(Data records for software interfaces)

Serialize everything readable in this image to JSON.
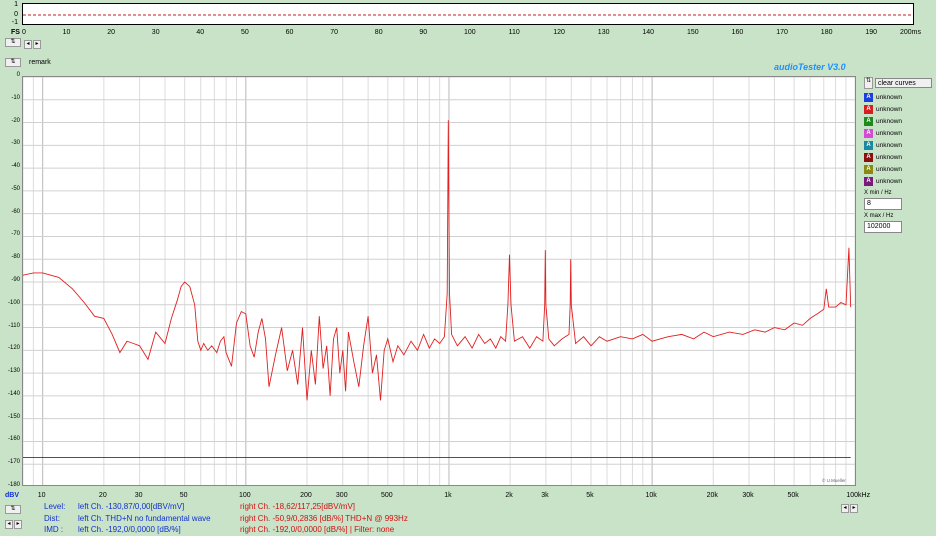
{
  "top_panel": {
    "y_labels": [
      "1",
      "0",
      "-1"
    ],
    "fs_label": "FS",
    "fs_value": "0",
    "time_ticks": [
      "10",
      "20",
      "30",
      "40",
      "50",
      "60",
      "70",
      "80",
      "90",
      "100",
      "110",
      "120",
      "130",
      "140",
      "150",
      "160",
      "170",
      "180",
      "190",
      "200ms"
    ]
  },
  "remark_label": "remark",
  "brand": "audioTester  V3.0",
  "copyright": "© U.Mueller",
  "legend": {
    "clear_label": "clear curves",
    "items": [
      {
        "label": "unknown",
        "color": "#1a3fdb"
      },
      {
        "label": "unknown",
        "color": "#d42020"
      },
      {
        "label": "unknown",
        "color": "#1e8a1e"
      },
      {
        "label": "unknown",
        "color": "#d24bd2"
      },
      {
        "label": "unknown",
        "color": "#1a8aa0"
      },
      {
        "label": "unknown",
        "color": "#8a1010"
      },
      {
        "label": "unknown",
        "color": "#8a8a10"
      },
      {
        "label": "unknown",
        "color": "#7a1a7a"
      }
    ],
    "xmin_label": "X min / Hz",
    "xmin_value": "8",
    "xmax_label": "X max / Hz",
    "xmax_value": "102000"
  },
  "stats": {
    "level_label": "Level:",
    "dist_label": "Dist:",
    "imd_label": "IMD  :",
    "level_left": "left Ch. -130,87/0,00[dBV/mV]",
    "level_right": "right Ch. -18,62/117,25[dBV/mV]",
    "dist_left": "left Ch. THD+N  no fundamental wave",
    "dist_right": "right Ch. -50,9/0,2836 [dB/%] THD+N  @ 993Hz",
    "imd_left": "left Ch. -192,0/0,0000 [dB/%]",
    "imd_right": "right Ch. -192,0/0,0000 [dB/%] |   Filter: none"
  },
  "chart_data": {
    "type": "line",
    "x_scale": "log",
    "xlim": [
      8,
      102000
    ],
    "ylim": [
      -180,
      0
    ],
    "grid": true,
    "ylabel": "dBV",
    "y_ticks": [
      "0",
      "-10",
      "-20",
      "-30",
      "-40",
      "-50",
      "-60",
      "-70",
      "-80",
      "-90",
      "-100",
      "-110",
      "-120",
      "-130",
      "-140",
      "-150",
      "-160",
      "-170",
      "-180"
    ],
    "x_tick_labels": [
      {
        "v": 10,
        "t": "10"
      },
      {
        "v": 20,
        "t": "20"
      },
      {
        "v": 30,
        "t": "30"
      },
      {
        "v": 50,
        "t": "50"
      },
      {
        "v": 100,
        "t": "100"
      },
      {
        "v": 200,
        "t": "200"
      },
      {
        "v": 300,
        "t": "300"
      },
      {
        "v": 500,
        "t": "500"
      },
      {
        "v": 1000,
        "t": "1k"
      },
      {
        "v": 2000,
        "t": "2k"
      },
      {
        "v": 3000,
        "t": "3k"
      },
      {
        "v": 5000,
        "t": "5k"
      },
      {
        "v": 10000,
        "t": "10k"
      },
      {
        "v": 20000,
        "t": "20k"
      },
      {
        "v": 30000,
        "t": "30k"
      },
      {
        "v": 50000,
        "t": "50k"
      },
      {
        "v": 100000,
        "t": "100kHz"
      }
    ],
    "series": [
      {
        "color": "#e02020",
        "points": [
          [
            8,
            -87
          ],
          [
            9,
            -86
          ],
          [
            10,
            -86
          ],
          [
            12,
            -88
          ],
          [
            14,
            -93
          ],
          [
            16,
            -99
          ],
          [
            18,
            -105
          ],
          [
            20,
            -106
          ],
          [
            22,
            -113
          ],
          [
            24,
            -121
          ],
          [
            26,
            -116
          ],
          [
            28,
            -117
          ],
          [
            30,
            -118
          ],
          [
            33,
            -124
          ],
          [
            36,
            -112
          ],
          [
            40,
            -117
          ],
          [
            43,
            -106
          ],
          [
            46,
            -98
          ],
          [
            48,
            -92
          ],
          [
            50,
            -90
          ],
          [
            53,
            -92
          ],
          [
            56,
            -100
          ],
          [
            58,
            -116
          ],
          [
            60,
            -120
          ],
          [
            62,
            -117
          ],
          [
            65,
            -120
          ],
          [
            68,
            -118
          ],
          [
            72,
            -121
          ],
          [
            75,
            -116
          ],
          [
            78,
            -114
          ],
          [
            80,
            -121
          ],
          [
            85,
            -127
          ],
          [
            90,
            -108
          ],
          [
            95,
            -103
          ],
          [
            100,
            -104
          ],
          [
            105,
            -118
          ],
          [
            110,
            -123
          ],
          [
            115,
            -112
          ],
          [
            120,
            -106
          ],
          [
            125,
            -115
          ],
          [
            130,
            -136
          ],
          [
            140,
            -122
          ],
          [
            150,
            -110
          ],
          [
            160,
            -129
          ],
          [
            170,
            -120
          ],
          [
            180,
            -135
          ],
          [
            190,
            -110
          ],
          [
            200,
            -142
          ],
          [
            210,
            -120
          ],
          [
            220,
            -135
          ],
          [
            230,
            -105
          ],
          [
            240,
            -128
          ],
          [
            250,
            -118
          ],
          [
            260,
            -140
          ],
          [
            270,
            -115
          ],
          [
            280,
            -110
          ],
          [
            290,
            -130
          ],
          [
            300,
            -120
          ],
          [
            310,
            -138
          ],
          [
            320,
            -112
          ],
          [
            340,
            -125
          ],
          [
            360,
            -136
          ],
          [
            380,
            -118
          ],
          [
            400,
            -105
          ],
          [
            420,
            -130
          ],
          [
            440,
            -122
          ],
          [
            460,
            -142
          ],
          [
            480,
            -120
          ],
          [
            500,
            -115
          ],
          [
            530,
            -125
          ],
          [
            560,
            -118
          ],
          [
            600,
            -122
          ],
          [
            650,
            -116
          ],
          [
            700,
            -120
          ],
          [
            750,
            -113
          ],
          [
            800,
            -119
          ],
          [
            850,
            -115
          ],
          [
            900,
            -117
          ],
          [
            950,
            -114
          ],
          [
            980,
            -95
          ],
          [
            993,
            -19
          ],
          [
            1006,
            -95
          ],
          [
            1030,
            -113
          ],
          [
            1100,
            -118
          ],
          [
            1200,
            -114
          ],
          [
            1300,
            -119
          ],
          [
            1400,
            -113
          ],
          [
            1500,
            -117
          ],
          [
            1600,
            -115
          ],
          [
            1700,
            -119
          ],
          [
            1800,
            -114
          ],
          [
            1900,
            -116
          ],
          [
            1950,
            -100
          ],
          [
            1986,
            -78
          ],
          [
            2020,
            -100
          ],
          [
            2100,
            -116
          ],
          [
            2300,
            -114
          ],
          [
            2500,
            -119
          ],
          [
            2700,
            -114
          ],
          [
            2900,
            -116
          ],
          [
            2960,
            -100
          ],
          [
            2979,
            -76
          ],
          [
            3000,
            -100
          ],
          [
            3100,
            -115
          ],
          [
            3300,
            -118
          ],
          [
            3600,
            -115
          ],
          [
            3900,
            -113
          ],
          [
            3950,
            -100
          ],
          [
            3972,
            -80
          ],
          [
            4000,
            -100
          ],
          [
            4200,
            -117
          ],
          [
            4600,
            -114
          ],
          [
            5000,
            -118
          ],
          [
            5500,
            -114
          ],
          [
            6000,
            -116
          ],
          [
            7000,
            -114
          ],
          [
            8000,
            -115
          ],
          [
            9000,
            -113
          ],
          [
            10000,
            -116
          ],
          [
            12000,
            -114
          ],
          [
            14000,
            -113
          ],
          [
            16000,
            -115
          ],
          [
            18000,
            -112
          ],
          [
            20000,
            -114
          ],
          [
            24000,
            -112
          ],
          [
            28000,
            -113
          ],
          [
            32000,
            -111
          ],
          [
            36000,
            -112
          ],
          [
            40000,
            -110
          ],
          [
            45000,
            -111
          ],
          [
            50000,
            -108
          ],
          [
            55000,
            -109
          ],
          [
            60000,
            -106
          ],
          [
            65000,
            -104
          ],
          [
            70000,
            -102
          ],
          [
            72000,
            -93
          ],
          [
            74000,
            -101
          ],
          [
            80000,
            -101
          ],
          [
            85000,
            -99
          ],
          [
            90000,
            -100
          ],
          [
            93000,
            -75
          ],
          [
            95000,
            -101
          ]
        ]
      },
      {
        "color": "#2030a0",
        "points": [
          [
            8,
            -167
          ],
          [
            95000,
            -167
          ]
        ]
      }
    ]
  }
}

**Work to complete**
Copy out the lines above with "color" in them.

**Written answer**
        "color": "#1a3fdb"
        "color": "#d42020"
        "color": "#1e8a1e"
        "color": "#d24bd2"
        "color": "#1a8aa0"
        "color": "#8a1010"
        "color": "#8a8a10"
        "color": "#7a1a7a"
        "color": "#e02020",
        "color": "#2030a0",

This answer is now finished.